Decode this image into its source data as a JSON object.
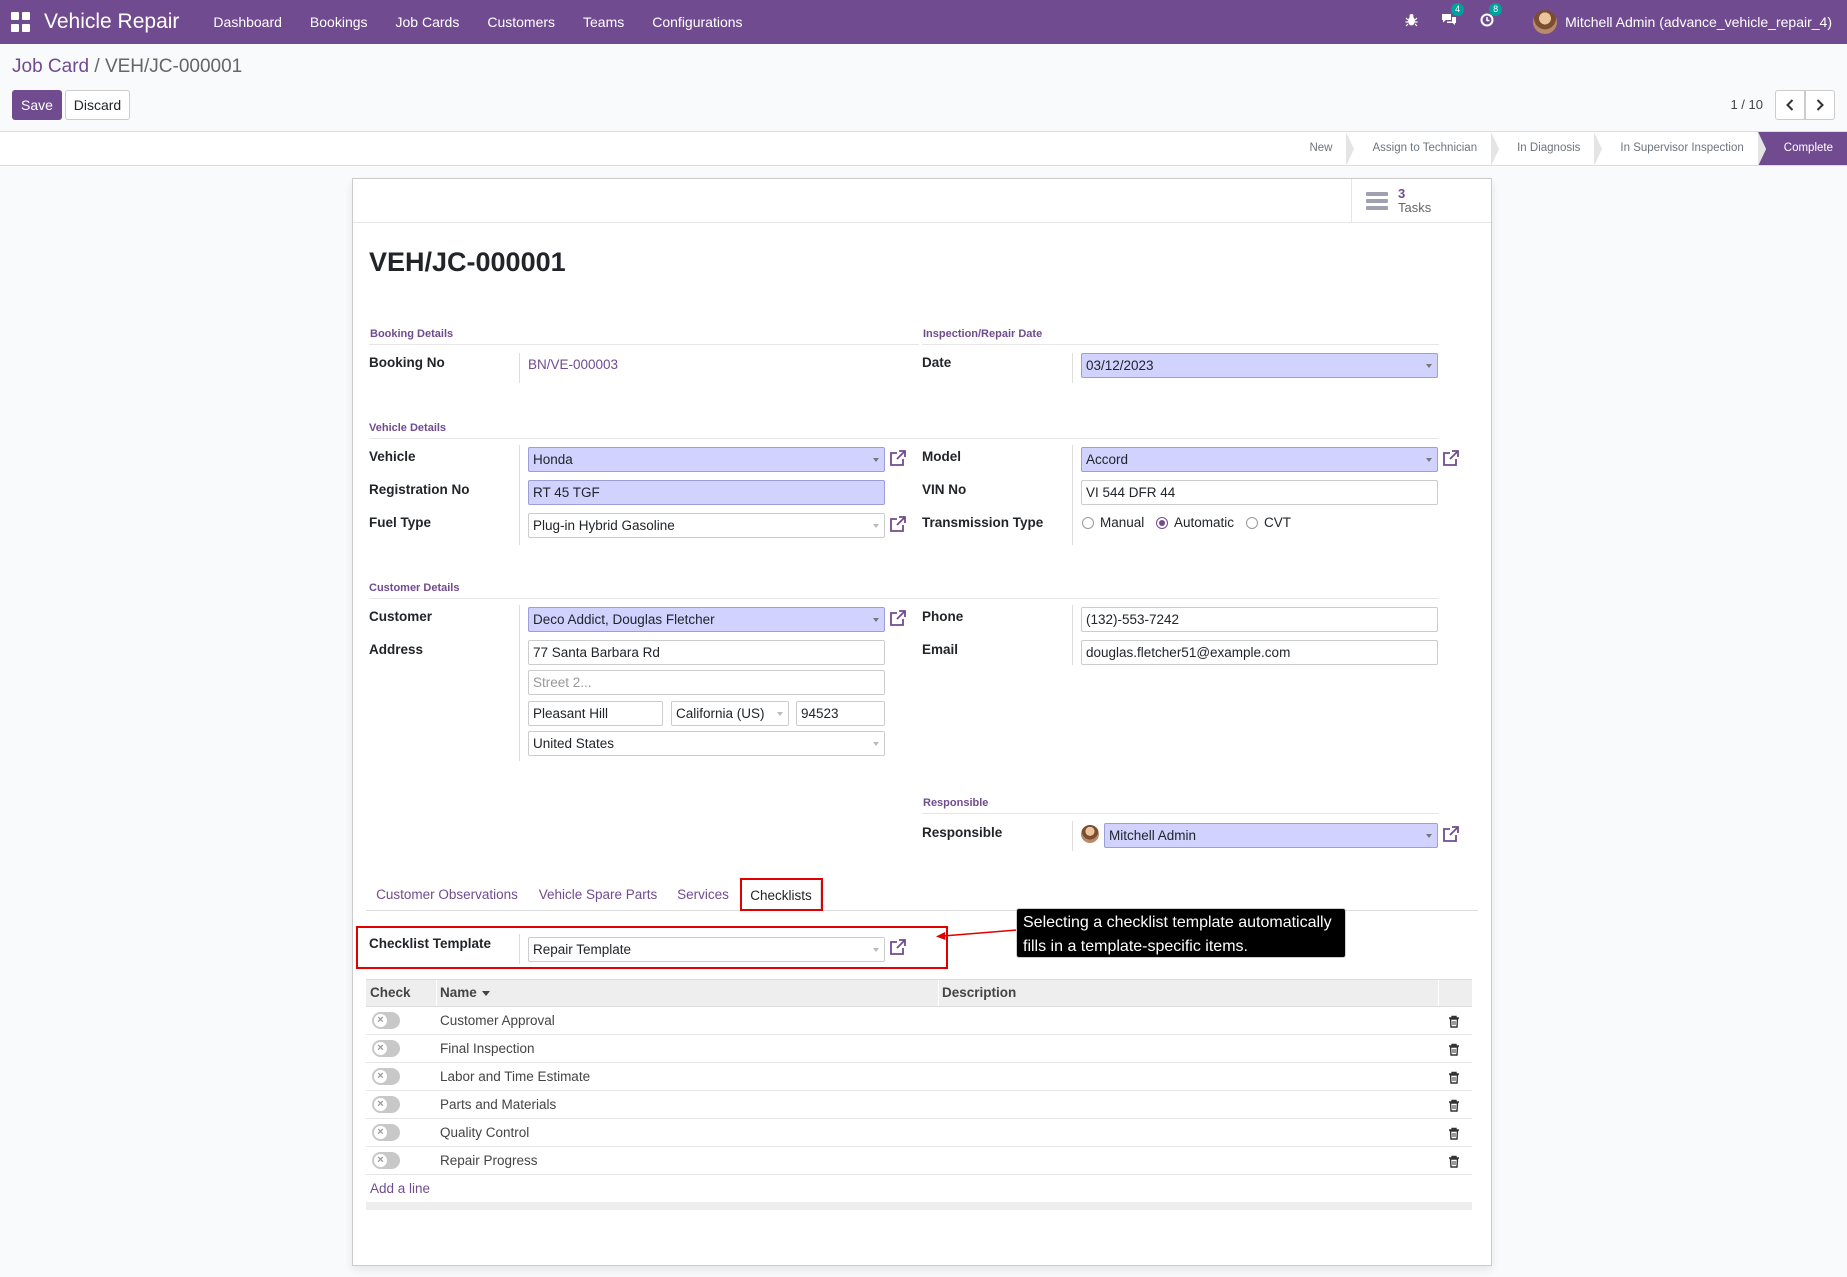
{
  "navbar": {
    "brand": "Vehicle Repair",
    "menu": [
      "Dashboard",
      "Bookings",
      "Job Cards",
      "Customers",
      "Teams",
      "Configurations"
    ],
    "chat_badge": "4",
    "activity_badge": "8",
    "user": "Mitchell Admin (advance_vehicle_repair_4)"
  },
  "breadcrumb": {
    "parent": "Job Card",
    "separator": " / ",
    "current": "VEH/JC-000001"
  },
  "actions": {
    "save": "Save",
    "discard": "Discard"
  },
  "pager": {
    "value": "1 / 10"
  },
  "stages": [
    {
      "label": "New",
      "active": false
    },
    {
      "label": "Assign to Technician",
      "active": false
    },
    {
      "label": "In Diagnosis",
      "active": false
    },
    {
      "label": "In Supervisor Inspection",
      "active": false
    },
    {
      "label": "Complete",
      "active": true
    }
  ],
  "stat_button": {
    "value": "3",
    "label": "Tasks"
  },
  "record": {
    "title": "VEH/JC-000001",
    "booking_section": "Booking Details",
    "booking_no_label": "Booking No",
    "booking_no": "BN/VE-000003",
    "inspection_section": "Inspection/Repair Date",
    "date_label": "Date",
    "date": "03/12/2023",
    "vehicle_section": "Vehicle Details",
    "vehicle_label": "Vehicle",
    "vehicle": "Honda",
    "registration_label": "Registration No",
    "registration": "RT 45 TGF",
    "fuel_label": "Fuel Type",
    "fuel": "Plug-in Hybrid Gasoline",
    "model_label": "Model",
    "model": "Accord",
    "vin_label": "VIN No",
    "vin": "VI 544 DFR 44",
    "transmission_label": "Transmission Type",
    "transmission_options": [
      "Manual",
      "Automatic",
      "CVT"
    ],
    "transmission_selected": "Automatic",
    "customer_section": "Customer Details",
    "customer_label": "Customer",
    "customer": "Deco Addict, Douglas Fletcher",
    "address_label": "Address",
    "street": "77 Santa Barbara Rd",
    "street2_placeholder": "Street 2...",
    "city": "Pleasant Hill",
    "state": "California (US)",
    "zip": "94523",
    "country": "United States",
    "phone_label": "Phone",
    "phone": "(132)-553-7242",
    "email_label": "Email",
    "email": "douglas.fletcher51@example.com",
    "responsible_section": "Responsible",
    "responsible_label": "Responsible",
    "responsible": "Mitchell Admin"
  },
  "tabs": [
    "Customer Observations",
    "Vehicle Spare Parts",
    "Services",
    "Checklists"
  ],
  "active_tab": "Checklists",
  "checklist": {
    "template_label": "Checklist Template",
    "template": "Repair Template",
    "columns": {
      "check": "Check",
      "name": "Name",
      "description": "Description"
    },
    "rows": [
      "Customer Approval",
      "Final Inspection",
      "Labor and Time Estimate",
      "Parts and Materials",
      "Quality Control",
      "Repair Progress"
    ],
    "add_line": "Add a line"
  },
  "annotation": {
    "text": "Selecting a checklist template automatically fills in a template-specific items.",
    "color": "#e00000"
  },
  "colors": {
    "brand": "#714b8f",
    "required_field": "#d2d2ff",
    "annotation": "#e00000"
  }
}
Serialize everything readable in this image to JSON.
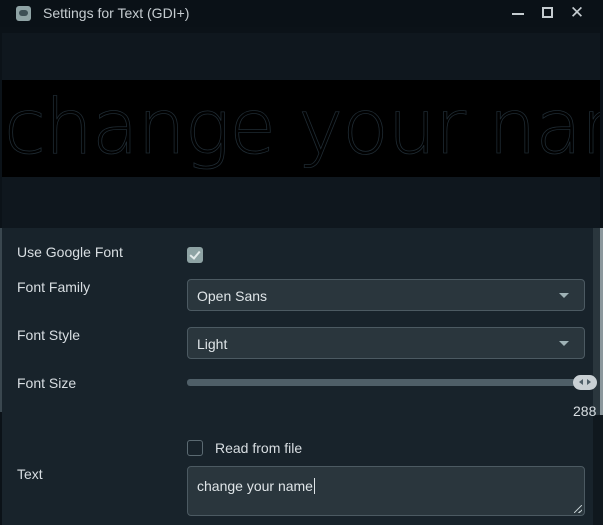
{
  "window": {
    "title": "Settings for Text (GDI+)",
    "controls": {
      "minimize": "minimize",
      "maximize": "maximize",
      "close": "✕"
    }
  },
  "preview": {
    "text": "change your name"
  },
  "properties": {
    "use_google_font": {
      "label": "Use Google Font",
      "checked": true
    },
    "font_family": {
      "label": "Font Family",
      "value": "Open Sans"
    },
    "font_style": {
      "label": "Font Style",
      "value": "Light"
    },
    "font_size": {
      "label": "Font Size",
      "value": "288",
      "slider_fraction": 1.0
    },
    "read_from_file": {
      "label": "Read from file",
      "checked": false
    },
    "text": {
      "label": "Text",
      "value": "change your name"
    }
  },
  "colors": {
    "background": "#18232b",
    "title_bar": "#0a1117",
    "input_bg": "#2a363d",
    "checkbox_checked": "#8ea3a4",
    "slider_track": "#4f5f68"
  }
}
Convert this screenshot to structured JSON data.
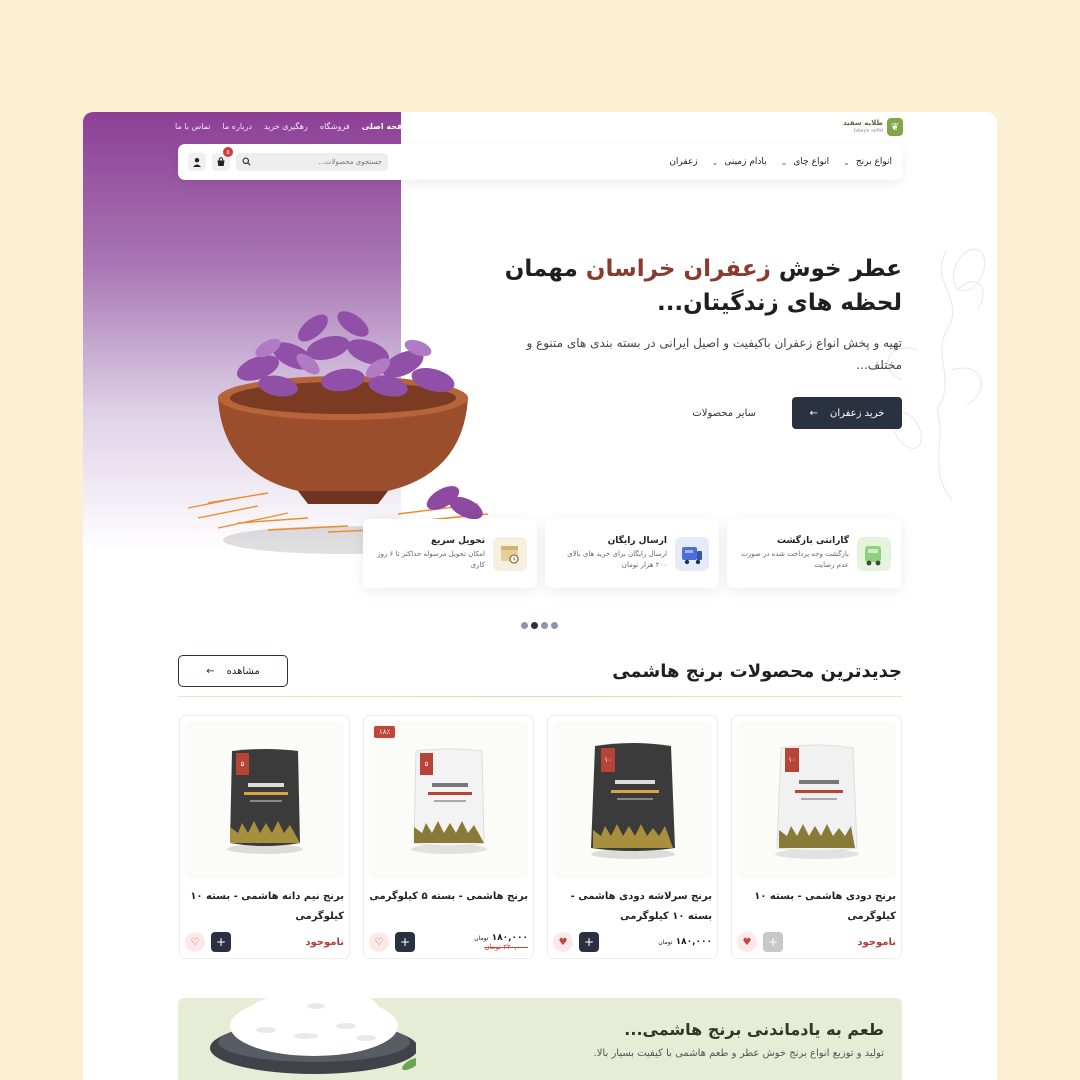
{
  "colors": {
    "brand_purple": "#8d3f96",
    "accent_red": "#8b3a2f",
    "dark_button": "#2a3242",
    "page_bg": "#fdefd3",
    "banner_bg": "#e7ecd7"
  },
  "logo": {
    "name": "طلایه سفید",
    "tagline": "talaye sefid"
  },
  "toplinks": {
    "items": [
      "صفحه اصلی",
      "فروشگاه",
      "رهگیری خرید",
      "درباره ما",
      "تماس با ما"
    ]
  },
  "nav": {
    "menu": [
      "انواع برنج",
      "انواع چای",
      "بادام زمینی",
      "زعفران"
    ],
    "search_placeholder": "جستجوی محصولات...",
    "cart_count": "۵"
  },
  "hero": {
    "title_pre": "عطر خوش ",
    "title_accent": "زعفران خراسان",
    "title_post": " مهمان لحظه های زندگیتان...",
    "subtitle": "تهیه و پخش انواع زعفران باکیفیت و اصیل ایرانی در بسته بندی های متنوع و مختلف...",
    "primary_btn": "خرید زعفران",
    "secondary_btn": "سایر محصولات"
  },
  "features": [
    {
      "title": "گارانتی بازگشت",
      "desc": "بازگشت وجه پرداخت شده در صورت عدم رضایت",
      "icon": "return-truck-icon"
    },
    {
      "title": "ارسال رایگان",
      "desc": "ارسال رایگان برای خرید های بالای ۲۰۰ هزار تومان",
      "icon": "free-shipping-icon"
    },
    {
      "title": "تحویل سریع",
      "desc": "امکان تحویل مرسوله حداکثر تا ۶ روز کاری",
      "icon": "fast-delivery-icon"
    }
  ],
  "slider": {
    "dots": 4,
    "active": 1
  },
  "products_section": {
    "title": "جدیدترین محصولات برنج هاشمی",
    "view_btn": "مشاهده"
  },
  "products": [
    {
      "name": "برنج دودی هاشمی - بسته ۱۰ کیلوگرمی",
      "status": "ناموجود",
      "in_stock": false,
      "bag": "white",
      "bag_weight": "۱۰",
      "favorited": true
    },
    {
      "name": "برنج سرلاشه دودی هاشمی - بسته ۱۰ کیلوگرمی",
      "price": "۱۸۰,۰۰۰",
      "currency": "تومان",
      "in_stock": true,
      "bag": "black",
      "bag_weight": "۱۰",
      "favorited": true
    },
    {
      "name": "برنج هاشمی - بسته ۵ کیلوگرمی",
      "price": "۱۸۰,۰۰۰",
      "old_price": "۲۲۰,۰۰۰",
      "currency": "تومان",
      "discount": "۱۸٪",
      "in_stock": true,
      "bag": "white",
      "bag_weight": "۵",
      "favorited": false
    },
    {
      "name": "برنج نیم دانه هاشمی - بسته ۱۰ کیلوگرمی",
      "status": "ناموجود",
      "in_stock": true,
      "bag": "black",
      "bag_weight": "۵",
      "favorited": false
    }
  ],
  "banner": {
    "title": "طعم به یادماندنی برنج هاشمی...",
    "subtitle": "تولید و توزیع انواع برنج خوش عطر و طعم هاشمی با کیفیت بسیار بالا."
  }
}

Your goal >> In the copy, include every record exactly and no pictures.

Solution to this problem >>
Decode this image into its source data as a JSON object.
{
  "navbar": {
    "brand": "Vehicle Repair",
    "menu": [
      "Dashboard",
      "Bookings",
      "Job Cards",
      "Customers",
      "Teams",
      "Configurations"
    ],
    "chat_badge": "4",
    "activity_badge": "8",
    "user": "Mitchell Admin (advance_vehicle_repair_4)"
  },
  "breadcrumb": {
    "parent": "Job Card",
    "separator": " / ",
    "current": "VEH/JC-000001"
  },
  "actions": {
    "save": "Save",
    "discard": "Discard"
  },
  "pager": {
    "value": "1 / 10"
  },
  "stages": [
    {
      "label": "New",
      "active": false
    },
    {
      "label": "Assign to Technician",
      "active": false
    },
    {
      "label": "In Diagnosis",
      "active": false
    },
    {
      "label": "In Supervisor Inspection",
      "active": false
    },
    {
      "label": "Complete",
      "active": true
    }
  ],
  "stat_button": {
    "value": "3",
    "label": "Tasks"
  },
  "record": {
    "title": "VEH/JC-000001",
    "booking_section": "Booking Details",
    "booking_no_label": "Booking No",
    "booking_no": "BN/VE-000003",
    "inspection_section": "Inspection/Repair Date",
    "date_label": "Date",
    "date": "03/12/2023",
    "vehicle_section": "Vehicle Details",
    "vehicle_label": "Vehicle",
    "vehicle": "Honda",
    "registration_label": "Registration No",
    "registration": "RT 45 TGF",
    "fuel_label": "Fuel Type",
    "fuel": "Plug-in Hybrid Gasoline",
    "model_label": "Model",
    "model": "Accord",
    "vin_label": "VIN No",
    "vin": "VI 544 DFR 44",
    "transmission_label": "Transmission Type",
    "transmission_options": [
      "Manual",
      "Automatic",
      "CVT"
    ],
    "transmission_selected": "Automatic",
    "customer_section": "Customer Details",
    "customer_label": "Customer",
    "customer": "Deco Addict, Douglas Fletcher",
    "address_label": "Address",
    "street": "77 Santa Barbara Rd",
    "street2_placeholder": "Street 2...",
    "city": "Pleasant Hill",
    "state": "California (US)",
    "zip": "94523",
    "country": "United States",
    "phone_label": "Phone",
    "phone": "(132)-553-7242",
    "email_label": "Email",
    "email": "douglas.fletcher51@example.com",
    "responsible_section": "Responsible",
    "responsible_label": "Responsible",
    "responsible": "Mitchell Admin"
  },
  "tabs": [
    "Customer Observations",
    "Vehicle Spare Parts",
    "Services",
    "Checklists"
  ],
  "active_tab": "Checklists",
  "checklist": {
    "template_label": "Checklist Template",
    "template": "Repair Template",
    "columns": {
      "check": "Check",
      "name": "Name",
      "description": "Description"
    },
    "rows": [
      "Customer Approval",
      "Final Inspection",
      "Labor and Time Estimate",
      "Parts and Materials",
      "Quality Control",
      "Repair Progress"
    ],
    "add_line": "Add a line"
  },
  "annotation": {
    "text": "Selecting a checklist template automatically fills in a template-specific items.",
    "color": "#e00000"
  },
  "colors": {
    "brand": "#714b8f",
    "required_field": "#d2d2ff",
    "annotation": "#e00000"
  }
}
Serialize everything readable in this image to JSON.
{
  "window": {
    "title": "Settings for Text (GDI+)",
    "controls": {
      "minimize": "minimize",
      "maximize": "maximize",
      "close": "✕"
    }
  },
  "preview": {
    "text": "change your name"
  },
  "properties": {
    "use_google_font": {
      "label": "Use Google Font",
      "checked": true
    },
    "font_family": {
      "label": "Font Family",
      "value": "Open Sans"
    },
    "font_style": {
      "label": "Font Style",
      "value": "Light"
    },
    "font_size": {
      "label": "Font Size",
      "value": "288",
      "slider_fraction": 1.0
    },
    "read_from_file": {
      "label": "Read from file",
      "checked": false
    },
    "text": {
      "label": "Text",
      "value": "change your name"
    }
  },
  "colors": {
    "background": "#18232b",
    "title_bar": "#0a1117",
    "input_bg": "#2a363d",
    "checkbox_checked": "#8ea3a4",
    "slider_track": "#4f5f68"
  }
}
Convert this screenshot to structured JSON data.
{
  "colors": {
    "brand_purple": "#8d3f96",
    "accent_red": "#8b3a2f",
    "dark_button": "#2a3242",
    "page_bg": "#fdefd3",
    "banner_bg": "#e7ecd7"
  },
  "logo": {
    "name": "طلایه سفید",
    "tagline": "talaye sefid"
  },
  "toplinks": {
    "items": [
      "صفحه اصلی",
      "فروشگاه",
      "رهگیری خرید",
      "درباره ما",
      "تماس با ما"
    ]
  },
  "nav": {
    "menu": [
      "انواع برنج",
      "انواع چای",
      "بادام زمینی",
      "زعفران"
    ],
    "search_placeholder": "جستجوی محصولات...",
    "cart_count": "۵"
  },
  "hero": {
    "title_pre": "عطر خوش ",
    "title_accent": "زعفران خراسان",
    "title_post": " مهمان لحظه های زندگیتان...",
    "subtitle": "تهیه و پخش انواع زعفران باکیفیت و اصیل ایرانی در بسته بندی های متنوع و مختلف...",
    "primary_btn": "خرید زعفران",
    "secondary_btn": "سایر محصولات"
  },
  "features": [
    {
      "title": "گارانتی بازگشت",
      "desc": "بازگشت وجه پرداخت شده در صورت عدم رضایت",
      "icon": "return-truck-icon"
    },
    {
      "title": "ارسال رایگان",
      "desc": "ارسال رایگان برای خرید های بالای ۲۰۰ هزار تومان",
      "icon": "free-shipping-icon"
    },
    {
      "title": "تحویل سریع",
      "desc": "امکان تحویل مرسوله حداکثر تا ۶ روز کاری",
      "icon": "fast-delivery-icon"
    }
  ],
  "slider": {
    "dots": 4,
    "active": 1
  },
  "products_section": {
    "title": "جدیدترین محصولات برنج هاشمی",
    "view_btn": "مشاهده"
  },
  "products": [
    {
      "name": "برنج دودی هاشمی - بسته ۱۰ کیلوگرمی",
      "status": "ناموجود",
      "in_stock": false,
      "bag": "white",
      "bag_weight": "۱۰",
      "favorited": true
    },
    {
      "name": "برنج سرلاشه دودی هاشمی - بسته ۱۰ کیلوگرمی",
      "price": "۱۸۰,۰۰۰",
      "currency": "تومان",
      "in_stock": true,
      "bag": "black",
      "bag_weight": "۱۰",
      "favorited": true
    },
    {
      "name": "برنج هاشمی - بسته ۵ کیلوگرمی",
      "price": "۱۸۰,۰۰۰",
      "old_price": "۲۲۰,۰۰۰",
      "currency": "تومان",
      "discount": "۱۸٪",
      "in_stock": true,
      "bag": "white",
      "bag_weight": "۵",
      "favorited": false
    },
    {
      "name": "برنج نیم دانه هاشمی - بسته ۱۰ کیلوگرمی",
      "status": "ناموجود",
      "in_stock": true,
      "bag": "black",
      "bag_weight": "۵",
      "favorited": false
    }
  ],
  "banner": {
    "title": "طعم به یادماندنی برنج هاشمی...",
    "subtitle": "تولید و توزیع انواع برنج خوش عطر و طعم هاشمی با کیفیت بسیار بالا."
  }
}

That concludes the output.